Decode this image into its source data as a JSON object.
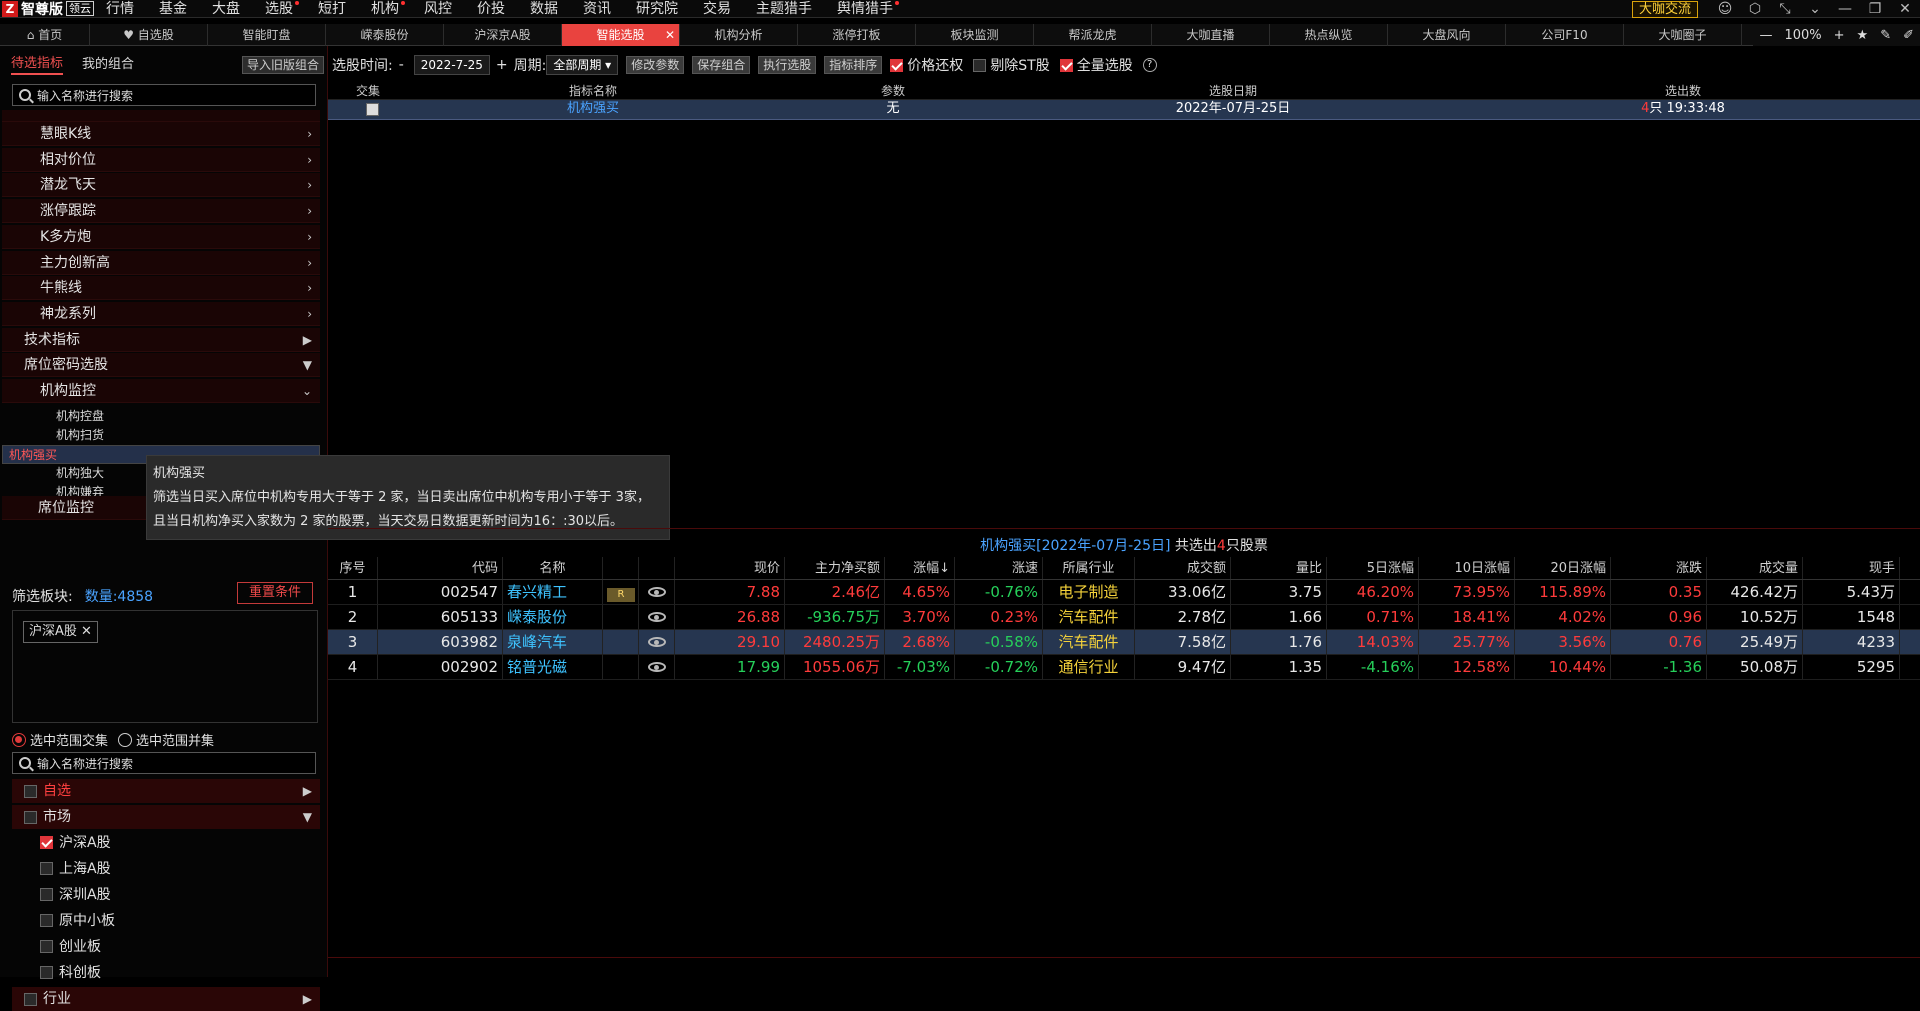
{
  "app": {
    "logo_mark": "Z",
    "name": "智尊版",
    "version": "领云"
  },
  "menus": [
    {
      "label": "行情",
      "dot": false
    },
    {
      "label": "基金",
      "dot": false
    },
    {
      "label": "大盘",
      "dot": false
    },
    {
      "label": "选股",
      "dot": true
    },
    {
      "label": "短打",
      "dot": false
    },
    {
      "label": "机构",
      "dot": true
    },
    {
      "label": "风控",
      "dot": false
    },
    {
      "label": "价投",
      "dot": false
    },
    {
      "label": "数据",
      "dot": false
    },
    {
      "label": "资讯",
      "dot": false
    },
    {
      "label": "研究院",
      "dot": false
    },
    {
      "label": "交易",
      "dot": false
    },
    {
      "label": "主题猎手",
      "dot": false
    },
    {
      "label": "舆情猎手",
      "dot": true
    }
  ],
  "topright": {
    "dakai": "大咖交流",
    "zoom": "100%"
  },
  "tabs": [
    {
      "label": "⌂ 首页",
      "active": false
    },
    {
      "label": "♥ 自选股",
      "active": false
    },
    {
      "label": "智能盯盘",
      "active": false
    },
    {
      "label": "嵘泰股份",
      "active": false
    },
    {
      "label": "沪深京A股",
      "active": false
    },
    {
      "label": "智能选股",
      "active": true
    },
    {
      "label": "机构分析",
      "active": false
    },
    {
      "label": "涨停打板",
      "active": false
    },
    {
      "label": "板块监测",
      "active": false
    },
    {
      "label": "帮派龙虎",
      "active": false
    },
    {
      "label": "大咖直播",
      "active": false
    },
    {
      "label": "热点纵览",
      "active": false
    },
    {
      "label": "大盘风向",
      "active": false
    },
    {
      "label": "公司F10",
      "active": false
    },
    {
      "label": "大咖圈子",
      "active": false
    }
  ],
  "left": {
    "tab_pending": "待选指标",
    "tab_mine": "我的组合",
    "import_btn": "导入旧版组合",
    "search_placeholder": "输入名称进行搜索",
    "tree": [
      {
        "label": "慧眼K线",
        "level": 2,
        "arrow": "›"
      },
      {
        "label": "相对价位",
        "level": 2,
        "arrow": "›"
      },
      {
        "label": "潜龙飞天",
        "level": 2,
        "arrow": "›"
      },
      {
        "label": "涨停跟踪",
        "level": 2,
        "arrow": "›"
      },
      {
        "label": "K多方炮",
        "level": 2,
        "arrow": "›"
      },
      {
        "label": "主力创新高",
        "level": 2,
        "arrow": "›"
      },
      {
        "label": "牛熊线",
        "level": 2,
        "arrow": "›"
      },
      {
        "label": "神龙系列",
        "level": 2,
        "arrow": "›"
      },
      {
        "label": "技术指标",
        "level": 1,
        "arrow": "▶"
      },
      {
        "label": "席位密码选股",
        "level": 1,
        "arrow": "▼"
      },
      {
        "label": "机构监控",
        "level": 2,
        "arrow": "⌄"
      }
    ],
    "leaves": [
      "机构控盘",
      "机构扫货",
      "机构强买",
      "机构独大",
      "机构嫌弃"
    ],
    "leaf_selected": "机构强买",
    "seat_monitor": "席位监控",
    "tooltip": {
      "title": "机构强买",
      "line1": "筛选当日买入席位中机构专用大于等于 2 家，当日卖出席位中机构专用小于等于 3家，",
      "line2": "且当日机构净买入家数为 2 家的股票，当天交易日数据更新时间为16：:30以后。"
    },
    "filter_label": "筛选板块:",
    "filter_count": "数量:4858",
    "reset_btn": "重置条件",
    "chip": "沪深A股 ✕",
    "radio_intersect": "选中范围交集",
    "radio_union": "选中范围并集",
    "search2_placeholder": "输入名称进行搜索",
    "cat_zixuan": "自选",
    "cat_market": "市场",
    "markets": [
      {
        "label": "沪深A股",
        "checked": true
      },
      {
        "label": "上海A股",
        "checked": false
      },
      {
        "label": "深圳A股",
        "checked": false
      },
      {
        "label": "原中小板",
        "checked": false
      },
      {
        "label": "创业板",
        "checked": false
      },
      {
        "label": "科创板",
        "checked": false
      }
    ],
    "cat_industry": "行业"
  },
  "toolbar": {
    "date_label": "选股时间:",
    "minus": "-",
    "date": "2022-7-25",
    "plus": "+",
    "period_label": "周期:",
    "period": "全部周期 ▾",
    "btn_modify": "修改参数",
    "btn_save": "保存组合",
    "btn_exec": "执行选股",
    "btn_sort": "指标排序",
    "chk_price": "价格还权",
    "chk_st": "剔除ST股",
    "chk_all": "全量选股",
    "help": "?"
  },
  "sigtable": {
    "headers": [
      "交集",
      "指标名称",
      "参数",
      "选股日期",
      "选出数"
    ],
    "row": {
      "name": "机构强买",
      "param": "无",
      "date": "2022年-07月-25日",
      "count": "4",
      "count_tail": "只 19:33:48"
    }
  },
  "result": {
    "title_pre": "机构强买[2022年-07月-25日]",
    "title_mid": " 共选出",
    "count": "4",
    "title_post": "只股票"
  },
  "rtable": {
    "headers": [
      "序号",
      "代码",
      "名称",
      "",
      "",
      "现价",
      "主力净买额",
      "涨幅↓",
      "涨速",
      "所属行业",
      "成交额",
      "量比",
      "5日涨幅",
      "10日涨幅",
      "20日涨幅",
      "涨跌",
      "成交量",
      "现手"
    ],
    "rows": [
      {
        "no": "1",
        "code": "002547",
        "name": "春兴精工",
        "badge": "R",
        "price": "7.88",
        "net": "2.46亿",
        "pct": "4.65%",
        "speed": "-0.76%",
        "ind": "电子制造",
        "amt": "33.06亿",
        "vr": "3.75",
        "d5": "46.20%",
        "d10": "73.95%",
        "d20": "115.89%",
        "chg": "0.35",
        "vol": "426.42万",
        "hand": "5.43万"
      },
      {
        "no": "2",
        "code": "605133",
        "name": "嵘泰股份",
        "badge": "",
        "price": "26.88",
        "net": "-936.75万",
        "pct": "3.70%",
        "speed": "0.23%",
        "ind": "汽车配件",
        "amt": "2.78亿",
        "vr": "1.66",
        "d5": "0.71%",
        "d10": "18.41%",
        "d20": "4.02%",
        "chg": "0.96",
        "vol": "10.52万",
        "hand": "1548"
      },
      {
        "no": "3",
        "code": "603982",
        "name": "泉峰汽车",
        "badge": "",
        "price": "29.10",
        "net": "2480.25万",
        "pct": "2.68%",
        "speed": "-0.58%",
        "ind": "汽车配件",
        "amt": "7.58亿",
        "vr": "1.76",
        "d5": "14.03%",
        "d10": "25.77%",
        "d20": "3.56%",
        "chg": "0.76",
        "vol": "25.49万",
        "hand": "4233"
      },
      {
        "no": "4",
        "code": "002902",
        "name": "铭普光磁",
        "badge": "",
        "price": "17.99",
        "net": "1055.06万",
        "pct": "-7.03%",
        "speed": "-0.72%",
        "ind": "通信行业",
        "amt": "9.47亿",
        "vr": "1.35",
        "d5": "-4.16%",
        "d10": "12.58%",
        "d20": "10.44%",
        "chg": "-1.36",
        "vol": "50.08万",
        "hand": "5295"
      }
    ]
  },
  "colors": {
    "accent": "#e9433f",
    "up": "#ff3b3b",
    "down": "#26d05a",
    "blue": "#4aa3ff"
  }
}
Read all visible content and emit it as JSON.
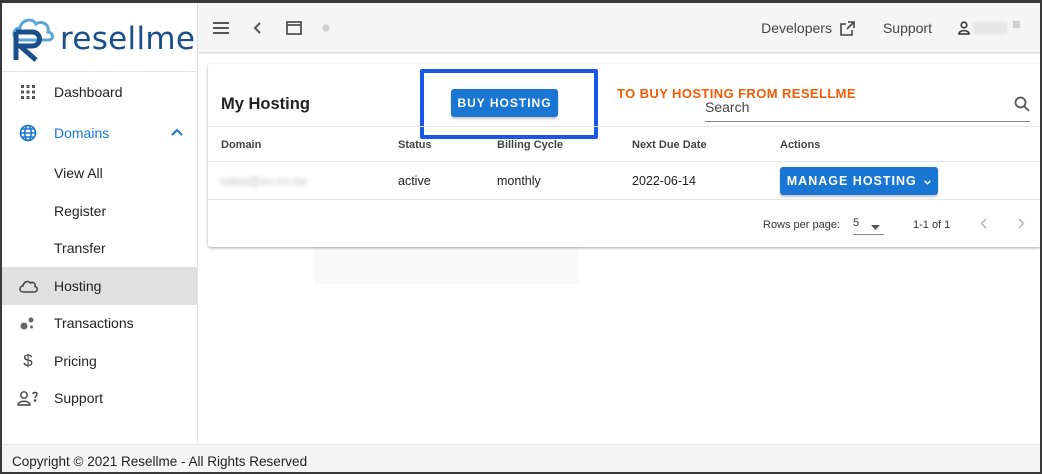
{
  "brand": {
    "name": "resellme",
    "color": "#1a4f8b",
    "accent": "#1976d2"
  },
  "sidebar": {
    "items": [
      {
        "label": "Dashboard",
        "icon": "grid-icon"
      },
      {
        "label": "Domains",
        "icon": "globe-icon"
      },
      {
        "label": "View All"
      },
      {
        "label": "Register"
      },
      {
        "label": "Transfer"
      },
      {
        "label": "Hosting",
        "icon": "cloud-icon"
      },
      {
        "label": "Transactions",
        "icon": "bubbles-icon"
      },
      {
        "label": "Pricing",
        "icon": "dollar-icon"
      },
      {
        "label": "Support",
        "icon": "person-help-icon"
      }
    ]
  },
  "topbar": {
    "developers_label": "Developers",
    "support_label": "Support"
  },
  "card": {
    "title": "My Hosting",
    "buy_label": "BUY HOSTING",
    "annotation": "TO BUY HOSTING FROM RESELLME",
    "search_placeholder": "Search"
  },
  "table": {
    "columns": [
      "Domain",
      "Status",
      "Billing Cycle",
      "Next Due Date",
      "Actions"
    ],
    "rows": [
      {
        "domain": "sales@ex.co.zw",
        "status": "active",
        "billing": "monthly",
        "due": "2022-06-14",
        "action": "MANAGE HOSTING"
      }
    ]
  },
  "pagination": {
    "rows_per_page_label": "Rows per page:",
    "rows_per_page_value": "5",
    "range": "1-1 of 1"
  },
  "footer": {
    "text": "Copyright © 2021 Resellme - All Rights Reserved"
  },
  "colors": {
    "annotation": "#f25c05",
    "highlight_box": "#1a56e8",
    "active_nav_bg": "#e0e0e0"
  }
}
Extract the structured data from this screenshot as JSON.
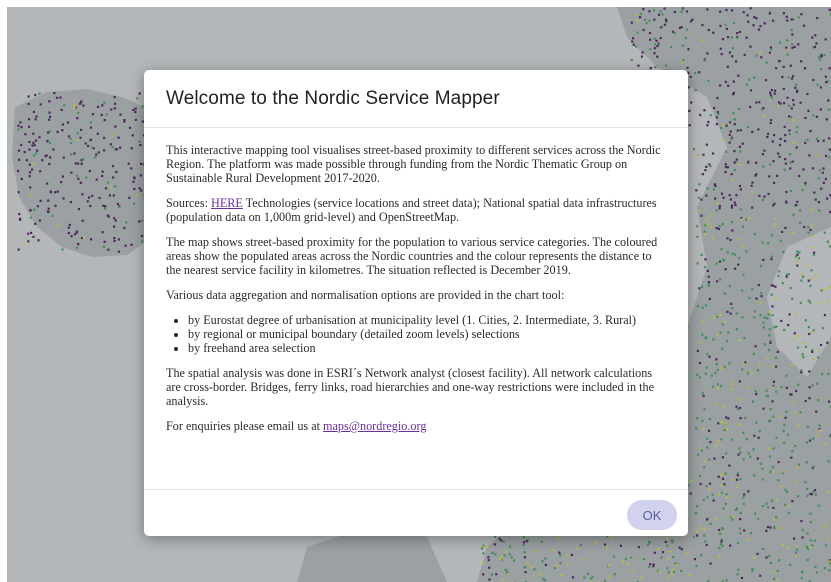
{
  "modal": {
    "title": "Welcome to the Nordic Service Mapper",
    "intro": "This interactive mapping tool visualises street-based proximity to different services across the Nordic Region. The platform was made possible through funding from the Nordic Thematic Group on Sustainable Rural Development 2017-2020.",
    "sources_prefix": "Sources: ",
    "sources_link": "HERE",
    "sources_rest": " Technologies (service locations and street data); National spatial data infrastructures (population data on 1,000m grid-level) and OpenStreetMap.",
    "map_description": "The map shows street-based proximity for the population to various service categories. The coloured areas show the populated areas across the Nordic countries and the colour represents the distance to the nearest service facility in kilometres. The situation reflected is December 2019.",
    "aggregation_intro": "Various data aggregation and normalisation options are provided in the chart tool:",
    "aggregation_options": [
      "by Eurostat degree of urbanisation at municipality level (1. Cities, 2. Intermediate, 3. Rural)",
      "by regional or municipal boundary (detailed zoom levels) selections",
      "by freehand area selection"
    ],
    "analysis_note": "The spatial analysis was done in ESRI´s Network analyst (closest facility). All network calculations are cross-border. Bridges, ferry links, road hierarchies and one-way restrictions were included in the analysis.",
    "enquiries_prefix": "For enquiries please email us at ",
    "enquiries_email": "maps@nordregio.org",
    "ok_label": "OK"
  },
  "colors": {
    "map_land": "#aab0b3",
    "map_water": "#c9cccf",
    "dots_purple": "#4b1f5e",
    "dots_green": "#3f9a5a",
    "dots_yellow": "#c9d43a",
    "ok_button_bg": "#d1d3ee",
    "ok_button_text": "#5a5f9e",
    "link": "#6a2ea0"
  }
}
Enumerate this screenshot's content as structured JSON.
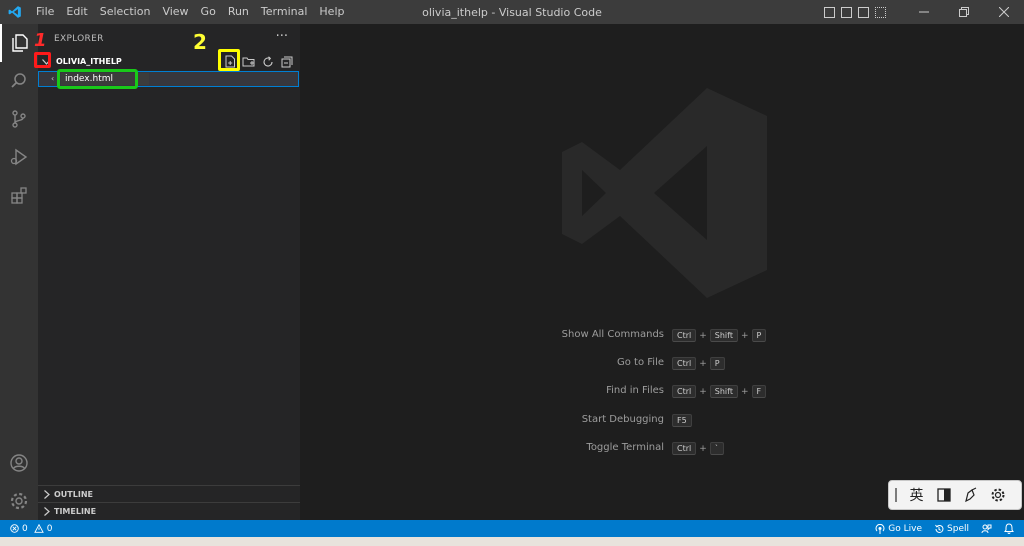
{
  "window": {
    "title": "olivia_ithelp - Visual Studio Code"
  },
  "menu": [
    "File",
    "Edit",
    "Selection",
    "View",
    "Go",
    "Run",
    "Terminal",
    "Help"
  ],
  "sidebar": {
    "header": "EXPLORER",
    "more": "···",
    "folder": "OLIVIA_ITHELP",
    "new_file_value": "index.html",
    "sections": [
      "OUTLINE",
      "TIMELINE"
    ]
  },
  "annotations": {
    "one": "1",
    "two": "2"
  },
  "shortcuts": [
    {
      "label": "Show All Commands",
      "keys": [
        "Ctrl",
        "Shift",
        "P"
      ]
    },
    {
      "label": "Go to File",
      "keys": [
        "Ctrl",
        "P"
      ]
    },
    {
      "label": "Find in Files",
      "keys": [
        "Ctrl",
        "Shift",
        "F"
      ]
    },
    {
      "label": "Start Debugging",
      "keys": [
        "F5"
      ]
    },
    {
      "label": "Toggle Terminal",
      "keys": [
        "Ctrl",
        "`"
      ]
    }
  ],
  "ime": {
    "lang": "英"
  },
  "status": {
    "errors": "0",
    "warnings": "0",
    "go_live": "Go Live",
    "spell": "Spell"
  },
  "colors": {
    "accent": "#007acc",
    "activitybar": "#333333",
    "sidebar": "#252526",
    "editor": "#1e1e1e"
  }
}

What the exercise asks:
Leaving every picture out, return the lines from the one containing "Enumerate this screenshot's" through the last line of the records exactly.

Expected output:
Enumerate this screenshot's content as structured JSON.
{
  "window": {
    "title": "olivia_ithelp - Visual Studio Code"
  },
  "menu": [
    "File",
    "Edit",
    "Selection",
    "View",
    "Go",
    "Run",
    "Terminal",
    "Help"
  ],
  "sidebar": {
    "header": "EXPLORER",
    "more": "···",
    "folder": "OLIVIA_ITHELP",
    "new_file_value": "index.html",
    "sections": [
      "OUTLINE",
      "TIMELINE"
    ]
  },
  "annotations": {
    "one": "1",
    "two": "2"
  },
  "shortcuts": [
    {
      "label": "Show All Commands",
      "keys": [
        "Ctrl",
        "Shift",
        "P"
      ]
    },
    {
      "label": "Go to File",
      "keys": [
        "Ctrl",
        "P"
      ]
    },
    {
      "label": "Find in Files",
      "keys": [
        "Ctrl",
        "Shift",
        "F"
      ]
    },
    {
      "label": "Start Debugging",
      "keys": [
        "F5"
      ]
    },
    {
      "label": "Toggle Terminal",
      "keys": [
        "Ctrl",
        "`"
      ]
    }
  ],
  "ime": {
    "lang": "英"
  },
  "status": {
    "errors": "0",
    "warnings": "0",
    "go_live": "Go Live",
    "spell": "Spell"
  },
  "colors": {
    "accent": "#007acc",
    "activitybar": "#333333",
    "sidebar": "#252526",
    "editor": "#1e1e1e"
  }
}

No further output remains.